These so-called core capital goods orders increased 0.5% in May. Economists polled by Reuters had forecast core capital goods orders would gain 0.2%. Orders increased 10.1% on a year-on-year basis in June.
There were big increases in orders for computers and electronic products as well as electrical equipment, appliances,
and components. But orders for machinery dipped.
Core capital goods shipments advanced 0.7% after rising 1.0% in May. Core capital goods shipments are used to calculate equipment spending in the GDP measurement.
“Some of the increase is attributed to higher prices but the absence of a sustained decline in orders suggests that businesses are still investing despite tighter financial market conditions, drop in sentiment and worries about a recession,” said Ryan Sweet, a senior economist at Moody’s Analytics in West Chester, Pennsylvania.
Orders for durable goods, items ranging from toasters to aircraft that are meant to last three years or more, surged 1.9% in June after rising 0.8% in May. They were boosted by a 5.1% jump in orders for transportation equipment. Motor vehicle orders increased 1.5. Orders for defense aircraft soared 80.6%.

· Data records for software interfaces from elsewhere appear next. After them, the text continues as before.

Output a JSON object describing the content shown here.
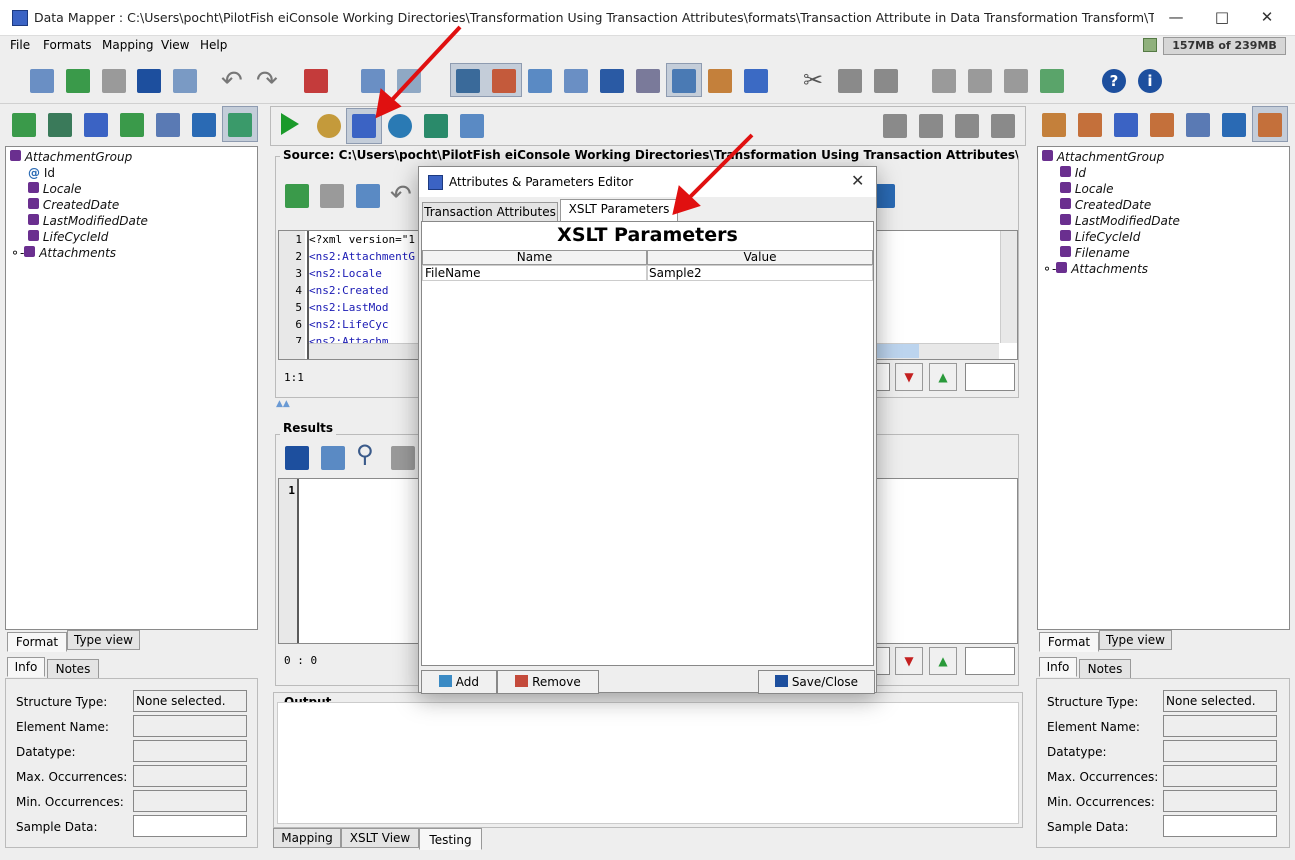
{
  "window": {
    "title": "Data Mapper : C:\\Users\\pocht\\PilotFish eiConsole Working Directories\\Transformation Using Transaction Attributes\\formats\\Transaction Attribute in Data Transformation Transform\\TransactionAttributeTransform..."
  },
  "menu": [
    "File",
    "Formats",
    "Mapping",
    "View",
    "Help"
  ],
  "memory": "157MB of 239MB",
  "source_panel": {
    "title": "Source: C:\\Users\\pocht\\PilotFish eiConsole Working Directories\\Transformation Using Transaction Attributes\\formats\\Transacti...",
    "lines": [
      {
        "n": "1",
        "text": "<?xml version=\"1"
      },
      {
        "n": "2",
        "text": "<ns2:AttachmentG"
      },
      {
        "n": "3",
        "text": "  <ns2:Locale"
      },
      {
        "n": "4",
        "text": "  <ns2:Created"
      },
      {
        "n": "5",
        "text": "  <ns2:LastMod"
      },
      {
        "n": "6",
        "text": "  <ns2:LifeCyc"
      },
      {
        "n": "7",
        "text": "  <ns2:Attachm"
      }
    ],
    "position": "1:1"
  },
  "results_panel": {
    "title": "Results",
    "line": "1",
    "position": "0 : 0"
  },
  "output_panel": {
    "title": "Output"
  },
  "bottom_tabs": [
    "Mapping",
    "XSLT View",
    "Testing"
  ],
  "left_tree": {
    "root": "AttachmentGroup",
    "items": [
      "Id",
      "Locale",
      "CreatedDate",
      "LastModifiedDate",
      "LifeCycleId",
      "Attachments"
    ]
  },
  "right_tree": {
    "root": "AttachmentGroup",
    "items": [
      "Id",
      "Locale",
      "CreatedDate",
      "LastModifiedDate",
      "LifeCycleId",
      "Filename",
      "Attachments"
    ]
  },
  "view_tabs": [
    "Format",
    "Type view"
  ],
  "info_tabs": [
    "Info",
    "Notes"
  ],
  "info_fields": [
    {
      "label": "Structure Type:",
      "value": "None selected."
    },
    {
      "label": "Element Name:",
      "value": ""
    },
    {
      "label": "Datatype:",
      "value": ""
    },
    {
      "label": "Max. Occurrences:",
      "value": ""
    },
    {
      "label": "Min. Occurrences:",
      "value": ""
    },
    {
      "label": "Sample Data:",
      "value": ""
    }
  ],
  "dialog": {
    "title": "Attributes & Parameters Editor",
    "tabs": [
      "Transaction Attributes",
      "XSLT Parameters"
    ],
    "heading": "XSLT Parameters",
    "columns": [
      "Name",
      "Value"
    ],
    "rows": [
      {
        "name": "FileName",
        "value": "Sample2"
      }
    ],
    "buttons": {
      "add": "Add",
      "remove": "Remove",
      "save": "Save/Close"
    }
  },
  "colors": {
    "accent": "#3b63c4",
    "annotation": "#e01010",
    "tree_icon": "#6a2f8f"
  }
}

Unfilled durable goods orders increased 0.7%, which should keep manufacturing humming for a while. Inventories rose 0.4%.
“Tighter financial conditions will make capital expenditure projects more expensive, but higher interest rates won’t completely derail business investment prospects,” said Lydia Boussour, lead U.S. economist at Oxford Economics in New York.
(Reporting by Lucia Mutikani; Editing by Paul Simao, Andrea Ricci and Chizu Nomiyama)